> _Task item_:
Print nothing except the line holding "What's the underlying" and the lines that come after it in the material below, and leave the pictures out.

%%

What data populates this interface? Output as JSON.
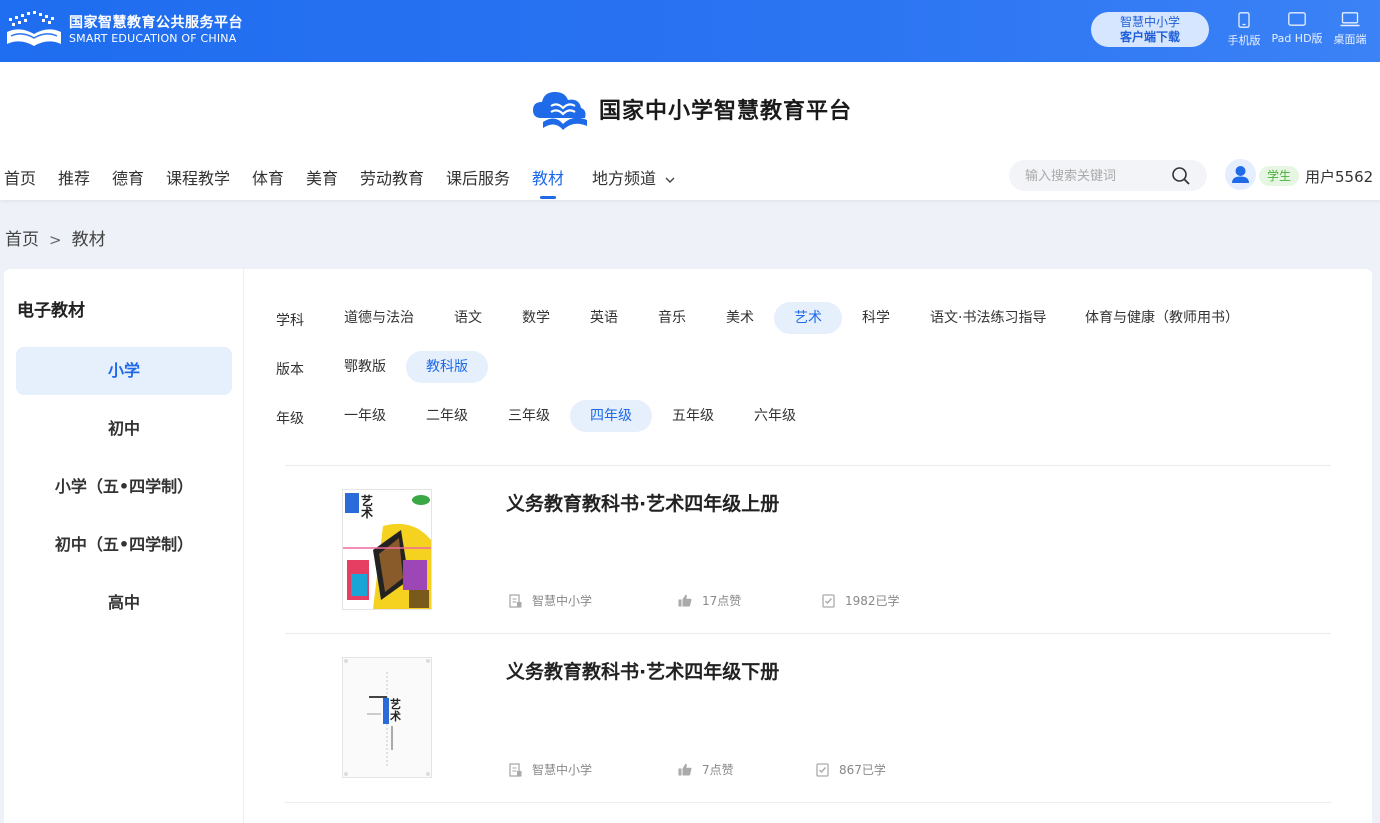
{
  "topbar": {
    "logo_cn": "国家智慧教育公共服务平台",
    "logo_en": "SMART EDUCATION OF CHINA",
    "download_line1": "智慧中小学",
    "download_line2": "客户端下载",
    "devices": [
      {
        "label": "手机版",
        "icon": "phone-icon"
      },
      {
        "label": "Pad HD版",
        "icon": "tablet-icon"
      },
      {
        "label": "桌面端",
        "icon": "laptop-icon"
      }
    ]
  },
  "header": {
    "brand": "国家中小学智慧教育平台",
    "nav": [
      "首页",
      "推荐",
      "德育",
      "课程教学",
      "体育",
      "美育",
      "劳动教育",
      "课后服务",
      "教材",
      "地方频道"
    ],
    "active_nav": "教材",
    "search_placeholder": "输入搜索关键词",
    "role_badge": "学生",
    "username": "用户5562"
  },
  "breadcrumb": {
    "home": "首页",
    "sep": ">",
    "current": "教材"
  },
  "sidebar": {
    "title": "电子教材",
    "items": [
      "小学",
      "初中",
      "小学（五•四学制）",
      "初中（五•四学制）",
      "高中"
    ],
    "active": "小学"
  },
  "filters": {
    "subject_label": "学科",
    "subjects": [
      "道德与法治",
      "语文",
      "数学",
      "英语",
      "音乐",
      "美术",
      "艺术",
      "科学",
      "语文·书法练习指导",
      "体育与健康（教师用书）"
    ],
    "active_subject": "艺术",
    "edition_label": "版本",
    "editions": [
      "鄂教版",
      "教科版"
    ],
    "active_edition": "教科版",
    "grade_label": "年级",
    "grades": [
      "一年级",
      "二年级",
      "三年级",
      "四年级",
      "五年级",
      "六年级"
    ],
    "active_grade": "四年级"
  },
  "books": [
    {
      "title": "义务教育教科书·艺术四年级上册",
      "source": "智慧中小学",
      "likes": "17点赞",
      "learners": "1982已学"
    },
    {
      "title": "义务教育教科书·艺术四年级下册",
      "source": "智慧中小学",
      "likes": "7点赞",
      "learners": "867已学"
    }
  ],
  "colors": {
    "primary": "#1e6ae8",
    "topbar": "#2b74f2",
    "active_bg": "#e6effc"
  }
}
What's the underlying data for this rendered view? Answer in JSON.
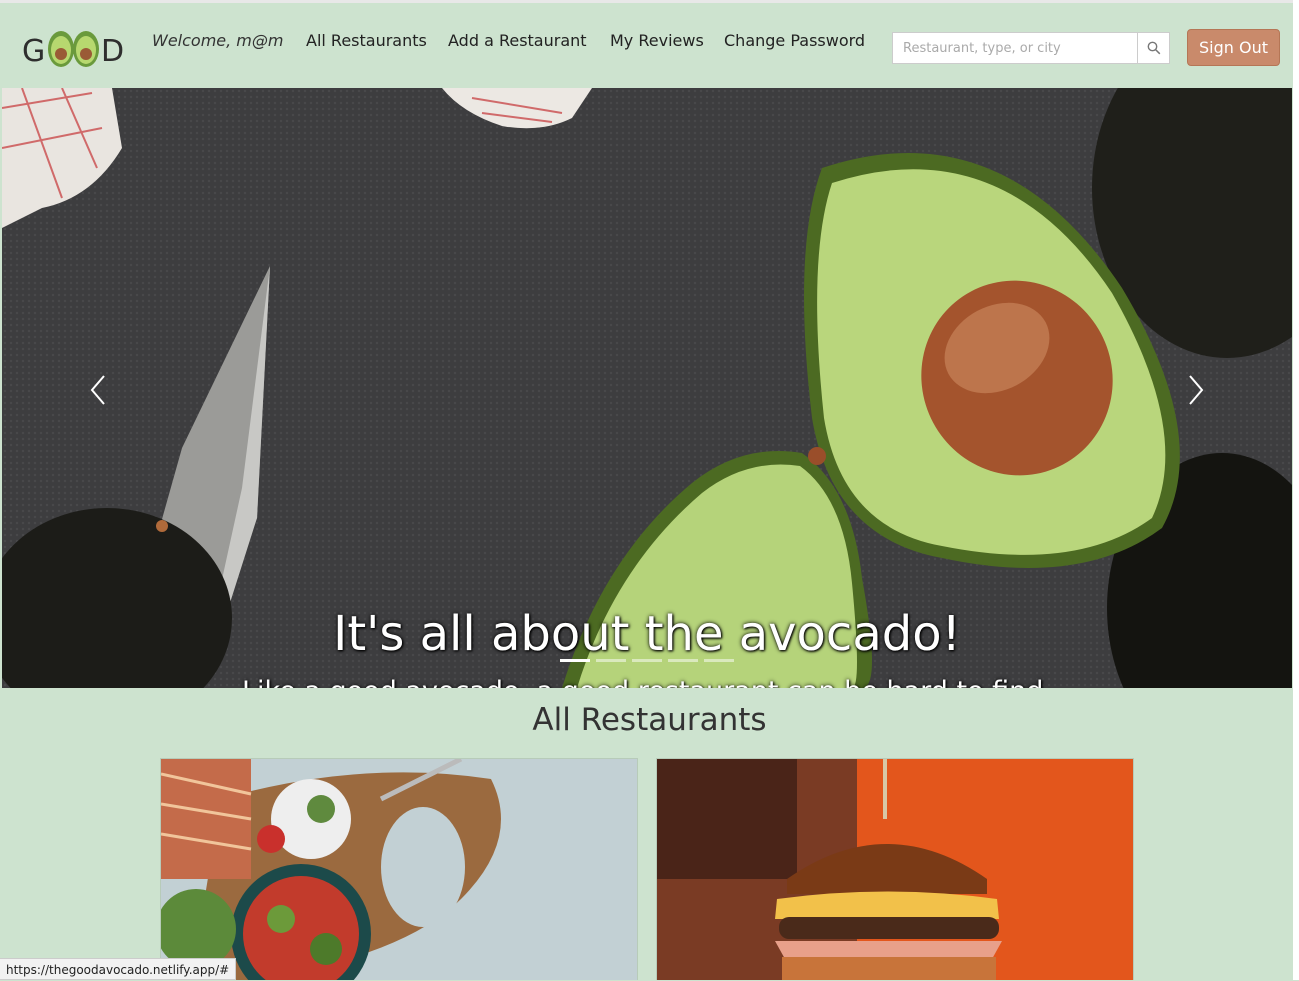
{
  "nav": {
    "logo_letters": [
      "G",
      "D"
    ],
    "welcome": "Welcome, m@m",
    "links": [
      "All Restaurants",
      "Add a Restaurant",
      "My Reviews",
      "Change Password"
    ],
    "search_placeholder": "Restaurant, type, or city",
    "signout_label": "Sign Out"
  },
  "hero": {
    "title": "It's all about the avocado!",
    "subtitle": "Like a good avocado, a good restaurant can be hard to find.",
    "slide_count": 5,
    "active_slide": 1
  },
  "section": {
    "title": "All Restaurants"
  },
  "status_url": "https://thegoodavocado.netlify.app/#",
  "colors": {
    "background": "#cde3cf",
    "accent_button": "#c98a6b",
    "avocado_flesh": "#b8d67a",
    "avocado_skin": "#2a2a22"
  }
}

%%

> _Solved problem_:
What's the underlying data for this rendered view? Answer in JSON.
{
  "nav": {
    "logo_letters": [
      "G",
      "D"
    ],
    "welcome": "Welcome, m@m",
    "links": [
      "All Restaurants",
      "Add a Restaurant",
      "My Reviews",
      "Change Password"
    ],
    "search_placeholder": "Restaurant, type, or city",
    "signout_label": "Sign Out"
  },
  "hero": {
    "title": "It's all about the avocado!",
    "subtitle": "Like a good avocado, a good restaurant can be hard to find.",
    "slide_count": 5,
    "active_slide": 1
  },
  "section": {
    "title": "All Restaurants"
  },
  "status_url": "https://thegoodavocado.netlify.app/#",
  "colors": {
    "background": "#cde3cf",
    "accent_button": "#c98a6b",
    "avocado_flesh": "#b8d67a",
    "avocado_skin": "#2a2a22"
  }
}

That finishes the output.